Monday, November 22, 2010

Outrun

The temperatures hit 60 degrees on Sunday, and I had every intention of going for a run to enjoy the unseasonable weather. But something, something about best laid plans quoted from a John Steinbeck book, and I missed my opportunity to run as the day got away from me.

And that's how the Enthusiast outran me last week, after she up and decided to register for the Cleveland Half Marathon next May. Kudos to her.

I have told her now is the time get into a running rhythm before winter hits and enjoy the freedom of the miles before adopting a training plan for the race. You know: do as I say, not as I do.

And my right foot hurts kinda. And no, it's not from running in silly toe shoes. Because I haven't running much at all to merit a running injury. I think I tweaked it getting out of bed one morning last week.

That should teach me not to get out of bed anymore. But alas, attendance is required if I want to keep my occupation.

I was all excited when I saw that today too is supposed to be unseasonably warm. However, a second ago a roar of thunder drew my attention to the window where I saw it pouring rain. A thunderstorm in November? I'd prefer snow.

Fuck, did I just write that out loud?

3 comments:

Jamoosh said...

I have learned not to berate Mother Nature. Needless to say, you are screwed this winter.

Sun Runner said...

I stepped out of my house this morning and I believe my first words were "What the fuck?" It should not be 60 degrees in November in Michigan.

Heh heh...your fiancée and I will be going head to head in the Cleveland half next May. :)

I ruined my hamstring and my intention to run the Grand Rapids Marathon in an ill-conceived sprint to the finish of a Beer Mile. The most annoying injuries are the ones that have almost nothing to do with actual running.

Finally: it's northeast Ohio. Wait an hour and the weather will change.

Nitmos said...

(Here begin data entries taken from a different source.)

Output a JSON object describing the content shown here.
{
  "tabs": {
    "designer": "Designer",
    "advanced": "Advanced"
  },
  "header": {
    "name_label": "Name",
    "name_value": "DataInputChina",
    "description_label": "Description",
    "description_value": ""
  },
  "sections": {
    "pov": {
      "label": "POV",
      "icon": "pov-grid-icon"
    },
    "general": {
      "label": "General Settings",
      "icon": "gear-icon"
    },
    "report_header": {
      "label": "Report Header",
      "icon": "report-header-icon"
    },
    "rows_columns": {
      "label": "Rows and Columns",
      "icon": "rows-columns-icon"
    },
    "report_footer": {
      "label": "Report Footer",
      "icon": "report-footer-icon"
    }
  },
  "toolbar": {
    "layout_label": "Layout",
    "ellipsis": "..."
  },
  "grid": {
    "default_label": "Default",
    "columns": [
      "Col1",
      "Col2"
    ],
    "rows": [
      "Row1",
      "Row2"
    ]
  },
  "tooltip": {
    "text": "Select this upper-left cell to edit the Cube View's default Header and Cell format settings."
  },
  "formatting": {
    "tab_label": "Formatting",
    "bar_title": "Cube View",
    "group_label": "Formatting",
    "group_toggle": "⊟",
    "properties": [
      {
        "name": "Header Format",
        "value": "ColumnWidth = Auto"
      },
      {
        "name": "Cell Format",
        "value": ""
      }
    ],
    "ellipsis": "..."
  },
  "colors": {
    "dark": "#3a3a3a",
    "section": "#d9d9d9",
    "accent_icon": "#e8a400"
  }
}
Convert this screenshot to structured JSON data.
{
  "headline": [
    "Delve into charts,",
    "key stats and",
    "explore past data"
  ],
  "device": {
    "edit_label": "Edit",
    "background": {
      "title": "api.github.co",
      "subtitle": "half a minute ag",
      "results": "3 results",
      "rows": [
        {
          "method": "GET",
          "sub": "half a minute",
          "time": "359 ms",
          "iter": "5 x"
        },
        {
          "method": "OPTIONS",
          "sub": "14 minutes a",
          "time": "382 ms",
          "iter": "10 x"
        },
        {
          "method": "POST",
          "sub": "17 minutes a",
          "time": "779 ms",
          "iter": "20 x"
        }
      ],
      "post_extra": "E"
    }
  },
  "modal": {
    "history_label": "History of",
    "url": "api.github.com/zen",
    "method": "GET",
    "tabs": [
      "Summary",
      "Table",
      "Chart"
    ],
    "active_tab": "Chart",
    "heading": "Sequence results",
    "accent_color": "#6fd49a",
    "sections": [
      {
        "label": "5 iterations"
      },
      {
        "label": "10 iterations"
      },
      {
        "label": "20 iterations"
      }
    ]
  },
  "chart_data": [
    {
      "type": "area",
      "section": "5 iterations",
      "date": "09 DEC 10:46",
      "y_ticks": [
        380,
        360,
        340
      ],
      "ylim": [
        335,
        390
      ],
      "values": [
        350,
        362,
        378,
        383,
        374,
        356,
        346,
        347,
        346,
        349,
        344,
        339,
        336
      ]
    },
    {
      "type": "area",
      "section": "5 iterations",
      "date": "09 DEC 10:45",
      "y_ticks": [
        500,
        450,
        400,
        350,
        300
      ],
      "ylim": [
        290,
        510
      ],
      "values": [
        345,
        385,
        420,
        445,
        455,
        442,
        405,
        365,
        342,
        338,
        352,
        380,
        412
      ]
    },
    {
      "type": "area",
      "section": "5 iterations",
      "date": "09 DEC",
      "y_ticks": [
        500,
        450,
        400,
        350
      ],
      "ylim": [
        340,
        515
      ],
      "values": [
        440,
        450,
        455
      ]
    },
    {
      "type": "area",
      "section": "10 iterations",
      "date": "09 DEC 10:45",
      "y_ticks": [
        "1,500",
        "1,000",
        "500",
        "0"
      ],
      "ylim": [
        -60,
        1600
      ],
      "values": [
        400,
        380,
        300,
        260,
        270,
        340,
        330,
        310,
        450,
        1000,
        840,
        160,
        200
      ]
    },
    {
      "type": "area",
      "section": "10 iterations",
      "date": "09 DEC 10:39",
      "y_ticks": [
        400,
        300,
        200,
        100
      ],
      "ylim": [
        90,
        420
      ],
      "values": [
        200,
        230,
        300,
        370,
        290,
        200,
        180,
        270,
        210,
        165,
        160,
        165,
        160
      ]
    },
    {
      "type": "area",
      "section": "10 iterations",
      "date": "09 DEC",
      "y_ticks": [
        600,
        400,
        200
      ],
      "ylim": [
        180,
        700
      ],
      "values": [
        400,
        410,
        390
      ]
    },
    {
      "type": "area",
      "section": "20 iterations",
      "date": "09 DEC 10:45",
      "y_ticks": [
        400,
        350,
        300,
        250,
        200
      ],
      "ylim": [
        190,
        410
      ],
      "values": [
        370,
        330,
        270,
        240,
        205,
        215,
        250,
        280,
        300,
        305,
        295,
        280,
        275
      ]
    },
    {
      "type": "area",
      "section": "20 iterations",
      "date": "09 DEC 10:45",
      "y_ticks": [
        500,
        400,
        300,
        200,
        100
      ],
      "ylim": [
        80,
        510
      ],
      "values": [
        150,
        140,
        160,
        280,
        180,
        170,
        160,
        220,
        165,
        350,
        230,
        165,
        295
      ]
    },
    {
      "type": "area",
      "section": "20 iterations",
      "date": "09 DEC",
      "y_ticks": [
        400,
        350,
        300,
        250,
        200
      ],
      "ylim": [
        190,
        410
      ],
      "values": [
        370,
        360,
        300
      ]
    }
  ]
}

Screw you guys. I'm lovin' the 60 degree day and wish it would multiply for a week or so. I went 8 miles today and enjoyed every step (and every drop of rain).